3. Boat Preparation The main objective here is to ensure that everything works properly and breakages are minimised so I went over the boat thoroughly before it went in the container checking cordage, halyards, cleats etc. Just as important and probably something that is overlooked by many is the ability, should you sustain gear failure or damage, to be back up and running with the minimum of delay. If you break something in the first race of the day and don’t get yourself back on the course in time for the second race the resultant DNF and DNC could kill your championship. You don’t want to blow your chances just because you can’t find and fit a simple but key fitting. When you need a quick pit stop you don’t want to be reliant on having to find and root around in someone else’s tool box, nor can you expect there to be a well stocked chandlery next to the Yacht Club – I can tell you from experience that South African chandlers don’t sell hatch covers compatible with a Holt Allen hatch and Seasure rudder fittings are a scarce commodity in Japan. For this reason, our championship tool box makes us almost self sufficient for an event and, where reasonably possible, gives us the ability to take off broken kit and put on a ready made replacement. It contains a spare of every type of block and cleat on the boat, spare sheets (jib, main and kite), spare halyards (jib, main and kite), spare kicker, spare pole, spare rudder (and transom fittings), filler (and wet and dry paper), spare hatches (both sizes, spare trap wires....I could go on. And upon reflection were there any bases we didn’t have adequately covered? The way I felt on the morning after the prize giving, maybe spending some time building up some tolerance to rum punch may not have been a bad idea.

• Top quality, Proven Long Competitive Life • Proven in International Competitions • Sensible Prices • Available in all states of completion from bare hull moulding to ready to race • Delivered on time fully race prepared • Top after sales service • Top custom combi trailer

Call David to discuss the 2010 tweaks Contact David on 01535604980 Fax 01535605371 email alternatively come and visit us at

Kensington St, Keighley, West Yorkshire, BD21 1PW

Builders of the World Championship winning Fireball 2010

Also builders of the 2006 National winning Solo World Winning Fireball 2010 Nationals, Worlds and Inlands winning Mirror 2009 All with Winder foils

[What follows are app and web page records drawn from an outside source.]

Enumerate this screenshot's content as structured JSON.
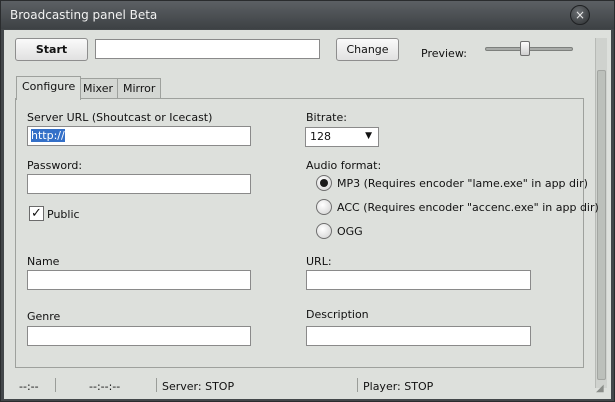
{
  "window": {
    "title": "Broadcasting panel  Beta",
    "close_glyph": "×"
  },
  "toolbar": {
    "start_label": "Start",
    "name_value": "",
    "change_label": "Change",
    "preview_label": "Preview:",
    "preview_level": 0.45
  },
  "tabs": [
    {
      "label": "Configure",
      "active": true
    },
    {
      "label": "Mixer",
      "active": false
    },
    {
      "label": "Mirror",
      "active": false
    }
  ],
  "config": {
    "server_url_label": "Server URL (Shoutcast or Icecast)",
    "server_url_value": "http://",
    "password_label": "Password:",
    "password_value": "",
    "public_label": "Public",
    "public_checked": true,
    "check_glyph": "✓",
    "name_label": "Name",
    "name_value": "",
    "genre_label": "Genre",
    "genre_value": "",
    "bitrate_label": "Bitrate:",
    "bitrate_value": "128",
    "dropdown_glyph": "▼",
    "audio_format_label": "Audio format:",
    "formats": [
      {
        "label": "MP3 (Requires encoder \"lame.exe\" in app dir)",
        "checked": true
      },
      {
        "label": "ACC (Requires encoder \"accenc.exe\" in app dir)",
        "checked": false
      },
      {
        "label": "OGG",
        "checked": false
      }
    ],
    "url_label": "URL:",
    "url_value": "",
    "description_label": "Description",
    "description_value": ""
  },
  "status": {
    "time1": "--:--",
    "time2": "--:--:--",
    "server": "Server: STOP",
    "player": "Player: STOP",
    "grip_glyph": "◢"
  }
}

Š 2010 United Kingdom Fireball Association Every care is taken to ensure the accuracy of the information in Fireball News, but no responsibility cannot be accepted for errors. Reasonable care is taken when accepting advertising, but no responsibility can be taken for any resulting transactions. The views expressed in this publication are those of the contributors and not necessarily those of the editor or Committee of the United Kingdom Fireball Association or Fireball International.